Public views should matter in the law-making process

Kiambu Governor Kimani Wamatangi during a public participation meeting for the construction of a three-floor Wangige market on Jan 26, 2024. [Gitau Wanyike, Standard]

The public outrage that has forced the government to rethink the controversial law allowing the Kenya Revenue Authority to tax farm produce, is an indictment on the charade that is public participation in government decision-making.

Deputy President Rigathi Gachagua revealed over the weekend that he had spoken to the President and the Treasury CS about the tax and that it would be reviewed.

“We can’t be helping the farmer on one side and, on the other, we are oppressing him. Our government listens and it cares for the farmers,” he said in Embu.

While there is no doubt that the government listens, it is doubtful it takes citizen’s suggestions with seriousness, especially when it comes to public participation sessions.

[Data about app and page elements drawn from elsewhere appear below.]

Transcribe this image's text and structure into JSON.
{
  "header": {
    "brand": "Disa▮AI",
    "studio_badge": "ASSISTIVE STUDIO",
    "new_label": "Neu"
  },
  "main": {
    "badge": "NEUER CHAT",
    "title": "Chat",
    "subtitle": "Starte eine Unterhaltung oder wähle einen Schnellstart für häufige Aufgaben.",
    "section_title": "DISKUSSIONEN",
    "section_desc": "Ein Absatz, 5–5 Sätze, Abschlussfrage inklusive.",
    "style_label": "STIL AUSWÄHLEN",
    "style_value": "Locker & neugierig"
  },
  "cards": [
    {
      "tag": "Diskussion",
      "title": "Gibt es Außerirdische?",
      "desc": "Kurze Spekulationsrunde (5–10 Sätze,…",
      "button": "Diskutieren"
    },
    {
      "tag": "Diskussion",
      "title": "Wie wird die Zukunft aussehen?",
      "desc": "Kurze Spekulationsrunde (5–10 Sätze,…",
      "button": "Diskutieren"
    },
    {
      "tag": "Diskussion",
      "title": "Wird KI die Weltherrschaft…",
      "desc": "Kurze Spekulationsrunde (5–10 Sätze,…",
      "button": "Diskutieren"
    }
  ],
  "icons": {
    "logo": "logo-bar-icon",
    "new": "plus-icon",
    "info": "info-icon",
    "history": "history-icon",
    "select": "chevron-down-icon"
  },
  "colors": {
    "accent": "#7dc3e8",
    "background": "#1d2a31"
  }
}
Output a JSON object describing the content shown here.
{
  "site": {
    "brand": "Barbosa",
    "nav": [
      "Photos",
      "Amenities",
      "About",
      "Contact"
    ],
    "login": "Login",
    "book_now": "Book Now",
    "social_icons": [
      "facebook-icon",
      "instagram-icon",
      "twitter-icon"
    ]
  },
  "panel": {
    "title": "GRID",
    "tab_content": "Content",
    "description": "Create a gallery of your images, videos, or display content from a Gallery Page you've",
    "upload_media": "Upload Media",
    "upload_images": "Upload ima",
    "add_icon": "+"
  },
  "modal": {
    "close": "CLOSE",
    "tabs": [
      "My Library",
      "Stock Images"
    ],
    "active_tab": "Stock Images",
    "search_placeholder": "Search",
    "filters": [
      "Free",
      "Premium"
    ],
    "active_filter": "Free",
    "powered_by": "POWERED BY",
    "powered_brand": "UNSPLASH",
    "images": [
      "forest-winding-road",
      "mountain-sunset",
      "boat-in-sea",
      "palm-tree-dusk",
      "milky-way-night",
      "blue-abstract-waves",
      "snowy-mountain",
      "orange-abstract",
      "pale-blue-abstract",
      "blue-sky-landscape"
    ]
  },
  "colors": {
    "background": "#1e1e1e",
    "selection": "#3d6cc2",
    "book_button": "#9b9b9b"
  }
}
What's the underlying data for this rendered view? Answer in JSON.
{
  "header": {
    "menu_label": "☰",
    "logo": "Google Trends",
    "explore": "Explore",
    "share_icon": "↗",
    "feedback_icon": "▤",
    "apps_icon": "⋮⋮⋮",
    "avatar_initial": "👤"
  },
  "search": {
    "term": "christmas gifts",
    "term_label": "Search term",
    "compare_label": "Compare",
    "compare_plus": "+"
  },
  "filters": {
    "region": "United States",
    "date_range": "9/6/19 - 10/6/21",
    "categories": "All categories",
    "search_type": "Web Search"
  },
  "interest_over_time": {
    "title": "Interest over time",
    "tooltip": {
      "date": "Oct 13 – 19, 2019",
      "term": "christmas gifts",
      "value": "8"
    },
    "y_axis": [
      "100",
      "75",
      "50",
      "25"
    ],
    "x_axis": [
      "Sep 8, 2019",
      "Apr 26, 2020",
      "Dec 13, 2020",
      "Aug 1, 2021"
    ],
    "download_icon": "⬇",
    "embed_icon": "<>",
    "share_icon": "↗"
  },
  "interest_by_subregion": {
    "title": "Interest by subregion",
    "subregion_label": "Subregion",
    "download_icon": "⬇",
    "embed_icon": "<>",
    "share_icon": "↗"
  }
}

It is no secret that the public was overwhelmingly against the Finance Bill, 2023, especially regarding the housing levy, the 16 per cent VAT on fuel and the tax on agricultural produce.

But as it is used to doing, the Executive railroaded the Bill through, with none other than President Ruto warning his Kenya Kwanza MPs not to dare vote against the Bill.

It is not surprising then that it is only now that Kenya Kwanza MPs are getting ‘shocked’ by the ramifications of the law that they swiftly passed in Parliament.

The truth is, if MPs took their work seriously and fulfilled the wishes of the people as they are supposed to do and not the Executive, we would not be in the awkward position that we are in now.

Public participation is not in the Constitution for aesthetic purposes. Public participation in decision-making is at the core of democratic governance. The citizens must have a say in the crafting of decisions that affect their lives.

It is not enough to collect public views. Those views must be reflected in the resultant laws and decisions.

It is unnecessary to waste people’s time garnering views that will not matter eventually. Or does it mean that farmers have just seen the light, like their leaders, and are now going against a decision that they endorsed?